BEGIN

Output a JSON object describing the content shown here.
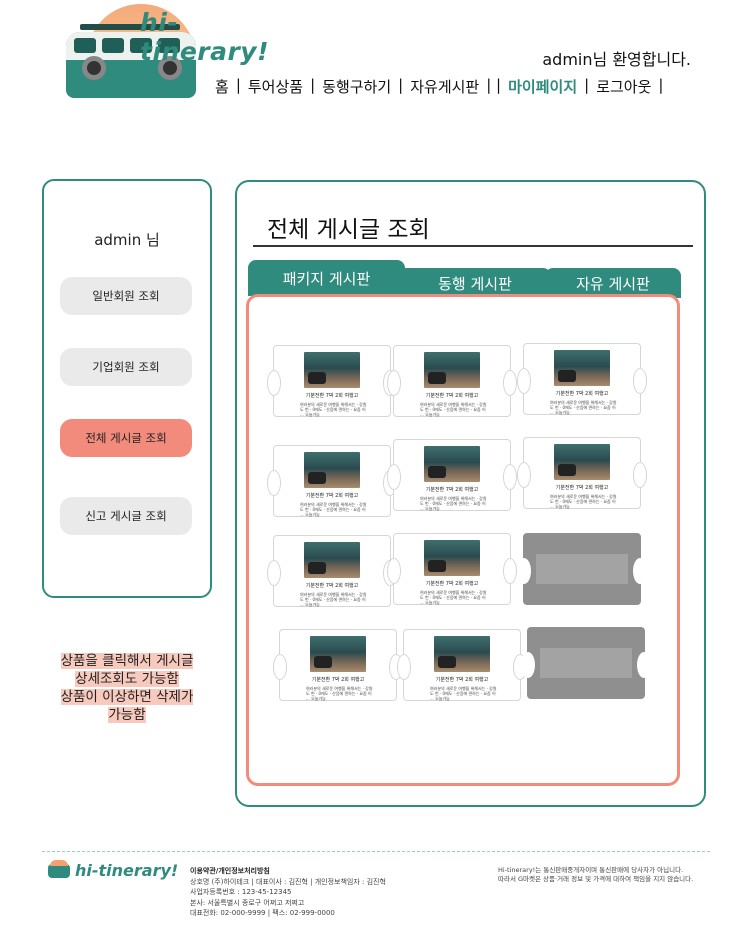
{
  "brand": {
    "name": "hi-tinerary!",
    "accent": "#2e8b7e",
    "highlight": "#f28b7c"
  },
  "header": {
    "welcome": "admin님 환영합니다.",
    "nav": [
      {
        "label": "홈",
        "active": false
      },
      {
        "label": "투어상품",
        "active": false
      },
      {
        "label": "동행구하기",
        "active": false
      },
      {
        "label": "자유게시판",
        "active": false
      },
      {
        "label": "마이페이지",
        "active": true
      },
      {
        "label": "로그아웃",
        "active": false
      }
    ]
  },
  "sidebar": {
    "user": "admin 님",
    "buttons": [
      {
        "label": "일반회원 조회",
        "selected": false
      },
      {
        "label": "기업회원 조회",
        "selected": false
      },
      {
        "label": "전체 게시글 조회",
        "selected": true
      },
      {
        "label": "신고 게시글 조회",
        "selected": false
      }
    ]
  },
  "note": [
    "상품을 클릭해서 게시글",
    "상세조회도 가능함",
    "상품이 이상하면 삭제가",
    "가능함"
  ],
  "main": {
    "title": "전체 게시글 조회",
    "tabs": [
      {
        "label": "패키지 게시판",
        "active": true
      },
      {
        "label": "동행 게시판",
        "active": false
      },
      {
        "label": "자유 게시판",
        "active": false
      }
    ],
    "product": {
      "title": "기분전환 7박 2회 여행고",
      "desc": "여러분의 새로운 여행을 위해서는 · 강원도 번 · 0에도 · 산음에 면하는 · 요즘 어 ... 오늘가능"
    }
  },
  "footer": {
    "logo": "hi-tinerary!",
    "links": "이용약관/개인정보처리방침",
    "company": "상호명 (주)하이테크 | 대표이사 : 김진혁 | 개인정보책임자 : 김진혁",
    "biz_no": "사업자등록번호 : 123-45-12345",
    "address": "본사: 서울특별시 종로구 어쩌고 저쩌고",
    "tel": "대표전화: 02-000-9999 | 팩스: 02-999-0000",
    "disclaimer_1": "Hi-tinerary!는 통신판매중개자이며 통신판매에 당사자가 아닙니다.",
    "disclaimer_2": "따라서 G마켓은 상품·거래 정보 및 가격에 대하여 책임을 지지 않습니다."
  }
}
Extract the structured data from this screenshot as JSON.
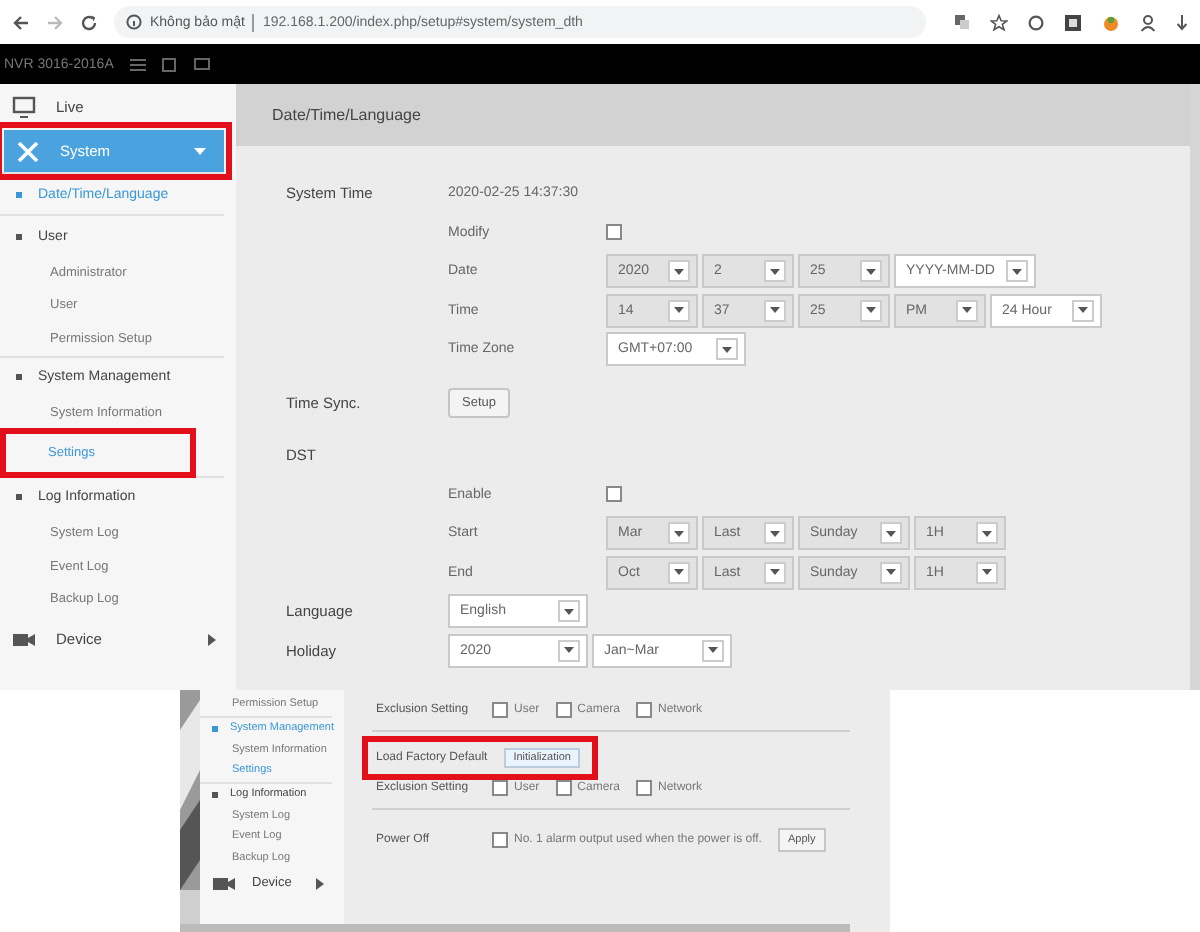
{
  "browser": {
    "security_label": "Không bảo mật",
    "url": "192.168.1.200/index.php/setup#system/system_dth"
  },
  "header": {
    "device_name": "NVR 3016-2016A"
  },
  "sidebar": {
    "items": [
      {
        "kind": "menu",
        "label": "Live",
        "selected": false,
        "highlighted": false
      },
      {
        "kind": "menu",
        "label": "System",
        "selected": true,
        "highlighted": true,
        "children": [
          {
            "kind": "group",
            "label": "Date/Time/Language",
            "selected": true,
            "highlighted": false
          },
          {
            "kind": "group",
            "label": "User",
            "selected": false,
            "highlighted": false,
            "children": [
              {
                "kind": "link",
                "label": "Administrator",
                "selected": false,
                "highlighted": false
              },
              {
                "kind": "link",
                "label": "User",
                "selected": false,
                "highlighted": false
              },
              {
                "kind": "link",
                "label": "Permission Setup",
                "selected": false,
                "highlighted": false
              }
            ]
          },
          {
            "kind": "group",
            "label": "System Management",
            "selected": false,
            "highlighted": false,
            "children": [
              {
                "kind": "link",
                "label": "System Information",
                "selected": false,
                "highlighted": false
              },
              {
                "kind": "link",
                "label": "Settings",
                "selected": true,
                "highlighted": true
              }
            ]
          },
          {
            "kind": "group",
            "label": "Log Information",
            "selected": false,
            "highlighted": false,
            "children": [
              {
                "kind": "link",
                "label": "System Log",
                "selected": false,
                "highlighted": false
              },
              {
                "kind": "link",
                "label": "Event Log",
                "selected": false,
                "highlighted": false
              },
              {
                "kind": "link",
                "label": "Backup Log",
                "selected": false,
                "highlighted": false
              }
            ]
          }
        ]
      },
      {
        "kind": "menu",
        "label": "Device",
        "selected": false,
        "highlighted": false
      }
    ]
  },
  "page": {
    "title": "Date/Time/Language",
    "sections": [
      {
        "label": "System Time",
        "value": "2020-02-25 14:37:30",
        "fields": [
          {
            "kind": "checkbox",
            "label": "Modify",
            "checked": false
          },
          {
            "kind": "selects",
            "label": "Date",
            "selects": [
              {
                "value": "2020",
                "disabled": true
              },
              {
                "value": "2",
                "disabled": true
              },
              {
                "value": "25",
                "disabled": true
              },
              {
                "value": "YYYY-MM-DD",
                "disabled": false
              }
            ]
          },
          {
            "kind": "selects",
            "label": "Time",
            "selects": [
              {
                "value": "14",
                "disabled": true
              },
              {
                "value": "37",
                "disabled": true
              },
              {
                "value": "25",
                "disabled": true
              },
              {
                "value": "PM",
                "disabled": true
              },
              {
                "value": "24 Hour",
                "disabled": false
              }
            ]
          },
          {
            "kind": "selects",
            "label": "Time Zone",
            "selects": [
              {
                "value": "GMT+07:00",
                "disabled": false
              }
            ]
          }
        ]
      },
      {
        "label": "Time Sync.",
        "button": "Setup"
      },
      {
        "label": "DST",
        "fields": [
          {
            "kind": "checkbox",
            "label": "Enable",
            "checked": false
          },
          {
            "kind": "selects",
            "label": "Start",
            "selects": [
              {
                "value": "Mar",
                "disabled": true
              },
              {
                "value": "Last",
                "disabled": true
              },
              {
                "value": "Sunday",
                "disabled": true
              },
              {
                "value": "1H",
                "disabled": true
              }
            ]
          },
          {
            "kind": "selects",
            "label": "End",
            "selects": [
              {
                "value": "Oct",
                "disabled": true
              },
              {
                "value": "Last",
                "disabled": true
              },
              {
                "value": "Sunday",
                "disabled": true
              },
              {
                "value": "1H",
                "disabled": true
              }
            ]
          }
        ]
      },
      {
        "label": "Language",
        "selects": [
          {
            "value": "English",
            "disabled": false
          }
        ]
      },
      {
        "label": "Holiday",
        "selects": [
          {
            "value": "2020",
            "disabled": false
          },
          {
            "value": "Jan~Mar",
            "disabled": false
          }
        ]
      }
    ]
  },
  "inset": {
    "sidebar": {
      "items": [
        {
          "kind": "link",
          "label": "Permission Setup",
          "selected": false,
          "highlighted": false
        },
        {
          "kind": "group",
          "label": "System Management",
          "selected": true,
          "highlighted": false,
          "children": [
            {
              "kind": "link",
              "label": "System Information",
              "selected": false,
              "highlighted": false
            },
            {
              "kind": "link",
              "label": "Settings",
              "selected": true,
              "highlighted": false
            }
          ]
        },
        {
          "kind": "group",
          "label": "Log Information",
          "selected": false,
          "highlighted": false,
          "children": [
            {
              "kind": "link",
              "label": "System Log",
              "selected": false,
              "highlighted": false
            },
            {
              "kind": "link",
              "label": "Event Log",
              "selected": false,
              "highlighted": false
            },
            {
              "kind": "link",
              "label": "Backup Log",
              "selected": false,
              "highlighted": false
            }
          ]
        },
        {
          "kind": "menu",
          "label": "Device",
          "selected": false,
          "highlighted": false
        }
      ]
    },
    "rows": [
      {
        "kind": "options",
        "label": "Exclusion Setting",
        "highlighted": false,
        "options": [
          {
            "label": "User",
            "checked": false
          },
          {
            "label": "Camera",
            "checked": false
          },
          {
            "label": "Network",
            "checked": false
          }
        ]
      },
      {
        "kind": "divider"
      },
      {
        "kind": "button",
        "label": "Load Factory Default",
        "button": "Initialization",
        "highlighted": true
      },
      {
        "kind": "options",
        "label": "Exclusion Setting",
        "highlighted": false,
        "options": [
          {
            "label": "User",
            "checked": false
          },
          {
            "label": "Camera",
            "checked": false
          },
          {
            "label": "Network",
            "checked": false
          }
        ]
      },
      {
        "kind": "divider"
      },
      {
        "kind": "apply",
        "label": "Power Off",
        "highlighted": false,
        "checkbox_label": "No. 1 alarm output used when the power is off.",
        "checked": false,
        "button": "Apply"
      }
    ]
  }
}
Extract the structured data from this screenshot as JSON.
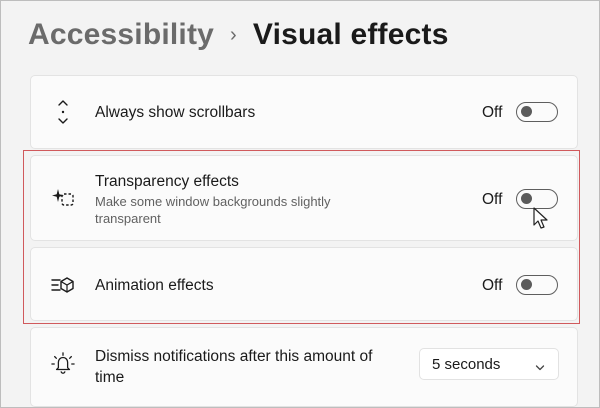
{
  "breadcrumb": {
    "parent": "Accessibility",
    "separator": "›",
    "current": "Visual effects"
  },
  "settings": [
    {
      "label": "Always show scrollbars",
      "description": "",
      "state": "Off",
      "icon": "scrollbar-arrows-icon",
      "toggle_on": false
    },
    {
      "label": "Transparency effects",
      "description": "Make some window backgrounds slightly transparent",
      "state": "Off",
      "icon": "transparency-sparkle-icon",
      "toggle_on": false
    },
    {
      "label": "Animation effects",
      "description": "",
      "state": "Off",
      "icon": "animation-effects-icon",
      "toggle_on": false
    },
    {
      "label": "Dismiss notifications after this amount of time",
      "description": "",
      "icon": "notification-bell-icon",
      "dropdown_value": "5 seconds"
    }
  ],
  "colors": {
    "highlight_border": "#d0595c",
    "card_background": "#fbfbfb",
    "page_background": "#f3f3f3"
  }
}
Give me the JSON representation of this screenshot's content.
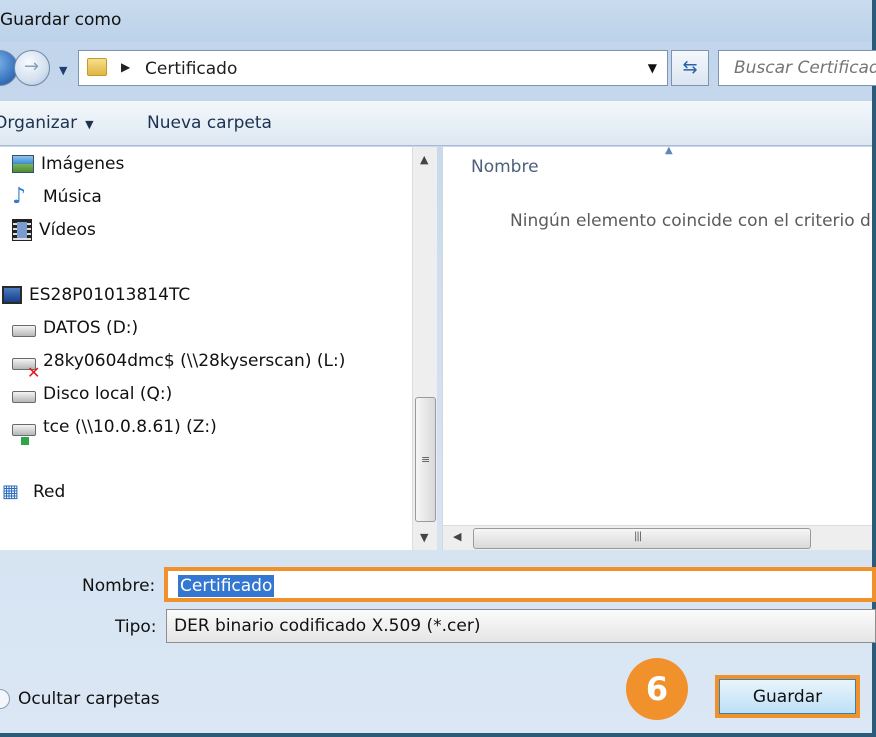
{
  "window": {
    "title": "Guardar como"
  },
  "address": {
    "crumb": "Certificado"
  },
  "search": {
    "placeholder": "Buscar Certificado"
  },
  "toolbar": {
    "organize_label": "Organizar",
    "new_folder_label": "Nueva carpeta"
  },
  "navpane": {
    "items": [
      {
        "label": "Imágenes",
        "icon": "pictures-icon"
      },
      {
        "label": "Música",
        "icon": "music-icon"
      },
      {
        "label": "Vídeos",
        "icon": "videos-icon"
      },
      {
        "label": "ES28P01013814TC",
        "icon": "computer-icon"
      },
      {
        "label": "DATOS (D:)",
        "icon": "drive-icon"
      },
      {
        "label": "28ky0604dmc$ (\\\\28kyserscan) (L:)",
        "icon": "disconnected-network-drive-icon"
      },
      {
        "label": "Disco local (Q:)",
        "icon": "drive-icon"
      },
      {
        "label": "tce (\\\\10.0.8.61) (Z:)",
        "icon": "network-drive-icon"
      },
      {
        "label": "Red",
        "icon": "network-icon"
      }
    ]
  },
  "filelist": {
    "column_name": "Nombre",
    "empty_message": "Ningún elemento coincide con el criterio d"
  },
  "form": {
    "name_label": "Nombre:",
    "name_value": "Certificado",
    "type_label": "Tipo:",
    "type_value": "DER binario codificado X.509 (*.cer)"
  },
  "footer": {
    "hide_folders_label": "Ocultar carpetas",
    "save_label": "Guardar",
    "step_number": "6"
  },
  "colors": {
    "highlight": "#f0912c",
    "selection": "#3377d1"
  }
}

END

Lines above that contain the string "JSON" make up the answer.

_Answer box:_
Output a JSON object describing the content shown here.
Extract the structured data from this screenshot as JSON.
Extract the structured data from this screenshot as JSON.
Give me the JSON representation of this screenshot's content.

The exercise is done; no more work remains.